* ABOUT THIS EXERCISE *
Extract every line of the material that holds the string "content".

* DATASET RECORDS *

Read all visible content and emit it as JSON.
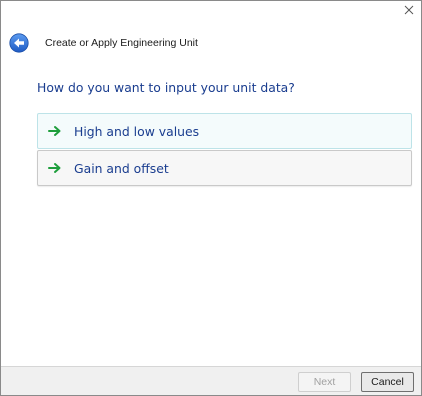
{
  "window": {
    "title": "Create or Apply Engineering Unit"
  },
  "icons": {
    "close": "close-icon",
    "back": "back-arrow-icon",
    "option_arrow": "green-arrow-right-icon"
  },
  "main": {
    "question": "How do you want to input your unit data?",
    "options": [
      {
        "label": "High and low values"
      },
      {
        "label": "Gain and offset"
      }
    ]
  },
  "footer": {
    "next_label": "Next",
    "cancel_label": "Cancel"
  },
  "colors": {
    "heading_blue": "#1a3d8f",
    "arrow_green": "#1e9e3c",
    "back_button_blue": "#2d6fd6"
  }
}
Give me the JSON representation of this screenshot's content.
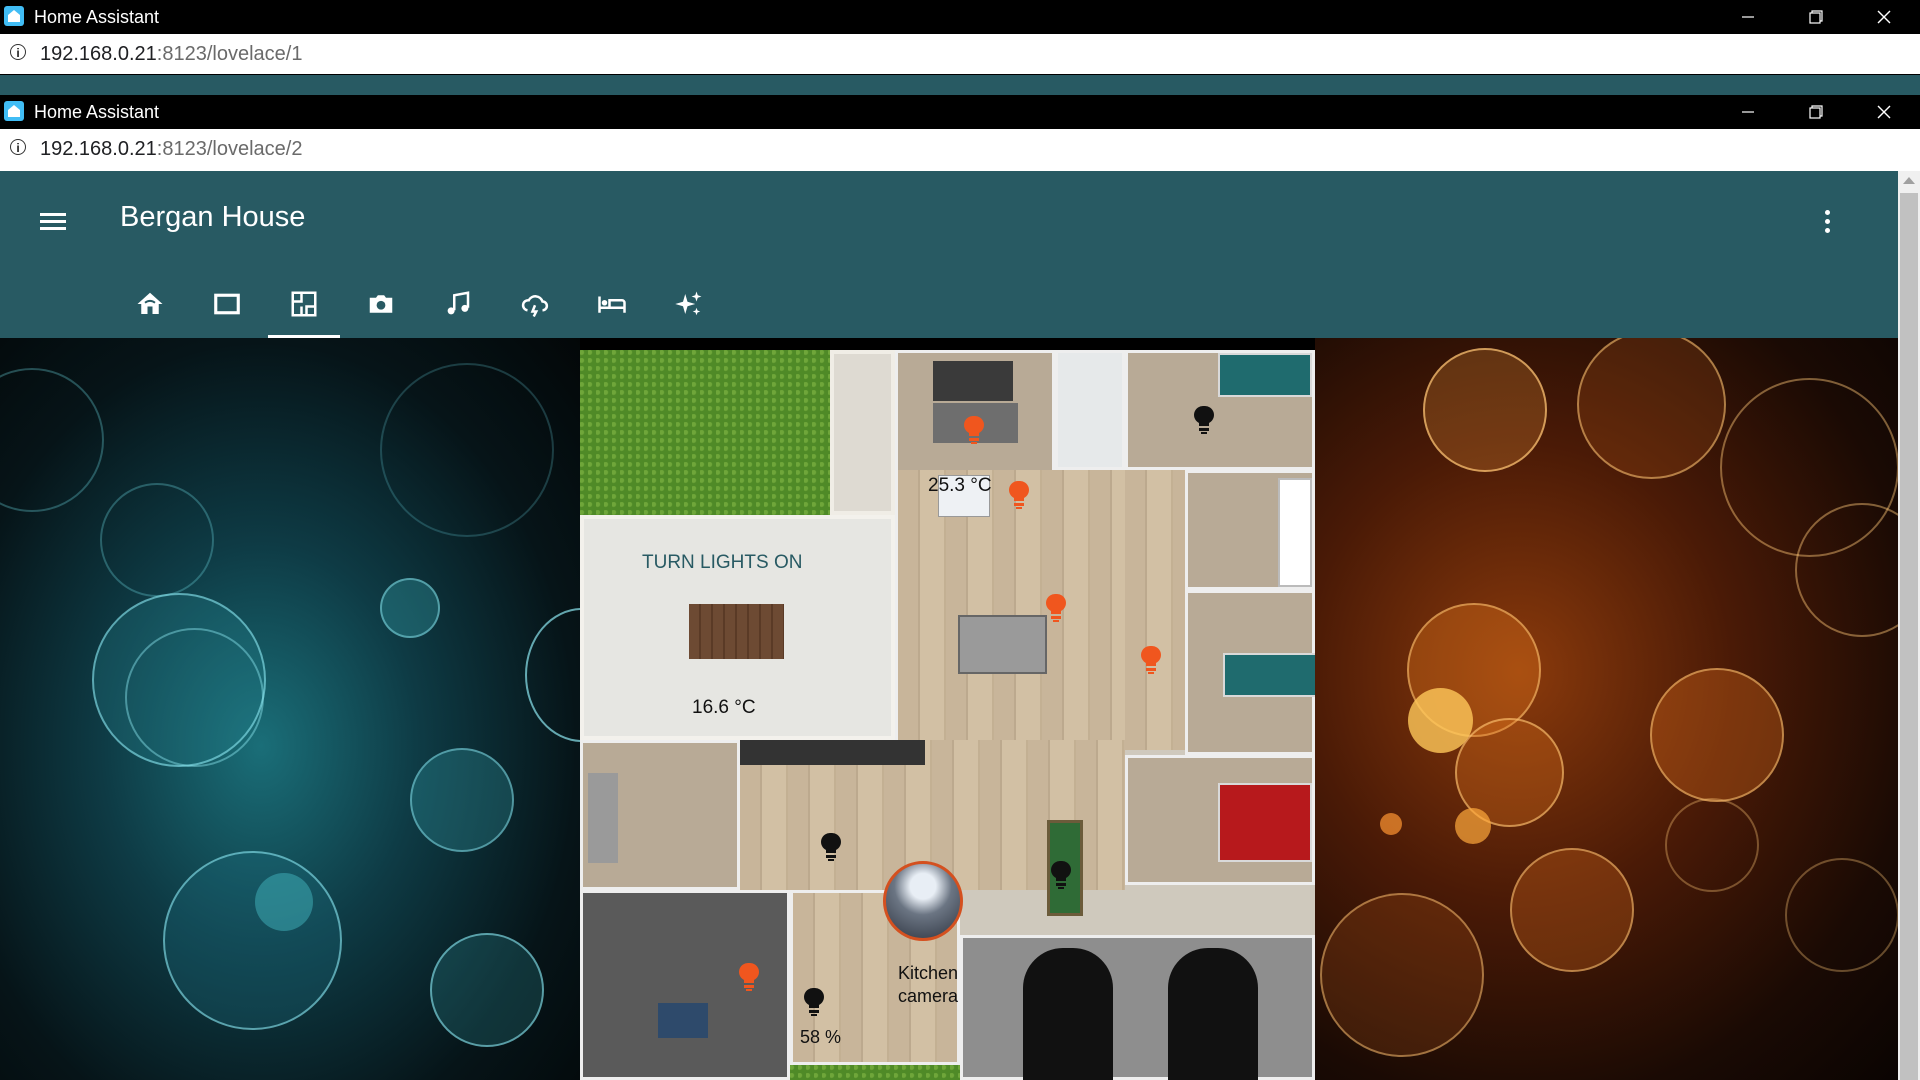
{
  "window1": {
    "title": "Home Assistant",
    "url_host": "192.168.0.21",
    "url_path": ":8123/lovelace/1"
  },
  "window2": {
    "title": "Home Assistant",
    "url_host": "192.168.0.21",
    "url_path": ":8123/lovelace/2"
  },
  "header": {
    "title": "Bergan House",
    "tabs": [
      {
        "icon": "home-icon"
      },
      {
        "icon": "rectangle-icon"
      },
      {
        "icon": "floorplan-icon",
        "active": true
      },
      {
        "icon": "camera-icon"
      },
      {
        "icon": "music-icon"
      },
      {
        "icon": "weather-icon"
      },
      {
        "icon": "bed-icon"
      },
      {
        "icon": "sparkles-icon"
      }
    ]
  },
  "floorplan": {
    "action_label": "TURN LIGHTS ON",
    "dining_temp": "16.6 °C",
    "bedroom_temp": "25.3 °C",
    "humidity": "58 %",
    "camera_label_line1": "Kitchen",
    "camera_label_line2": "camera",
    "colors": {
      "light_on": "#f0561e",
      "light_off": "#111111",
      "header_bg": "#285a63"
    }
  }
}
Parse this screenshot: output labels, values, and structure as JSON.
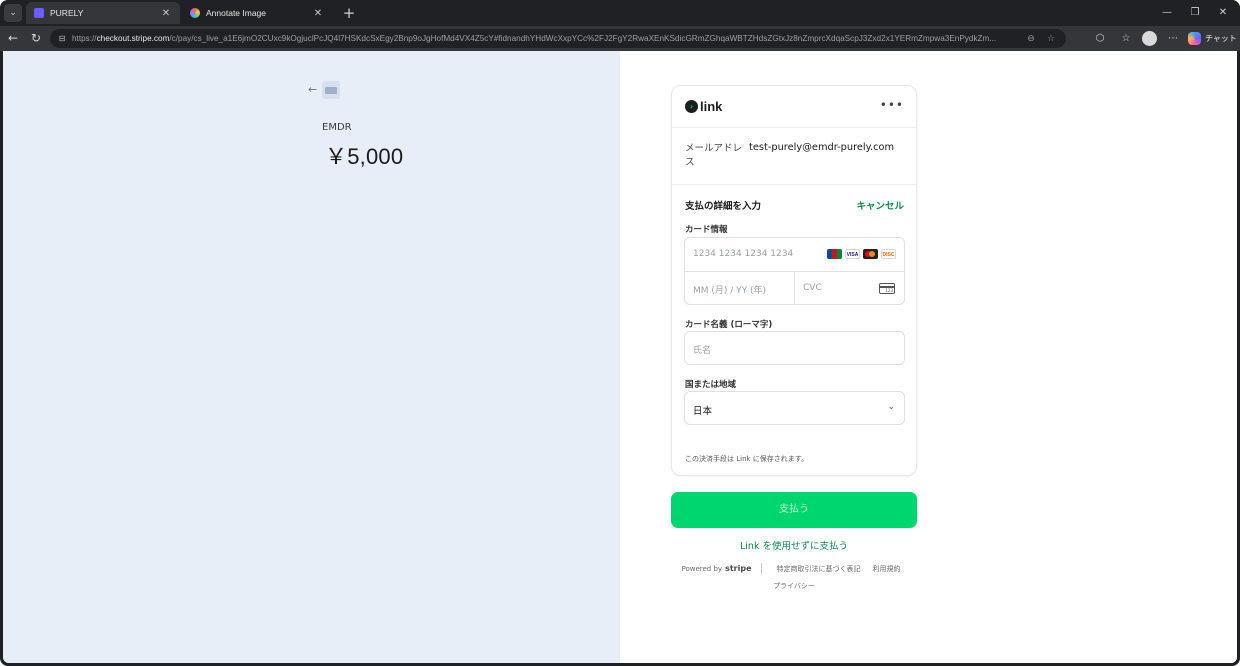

* COMPLETED EXERCISE *
Read all visible content and emit it as JSON.
Give me the JSON representation of this screenshot's content.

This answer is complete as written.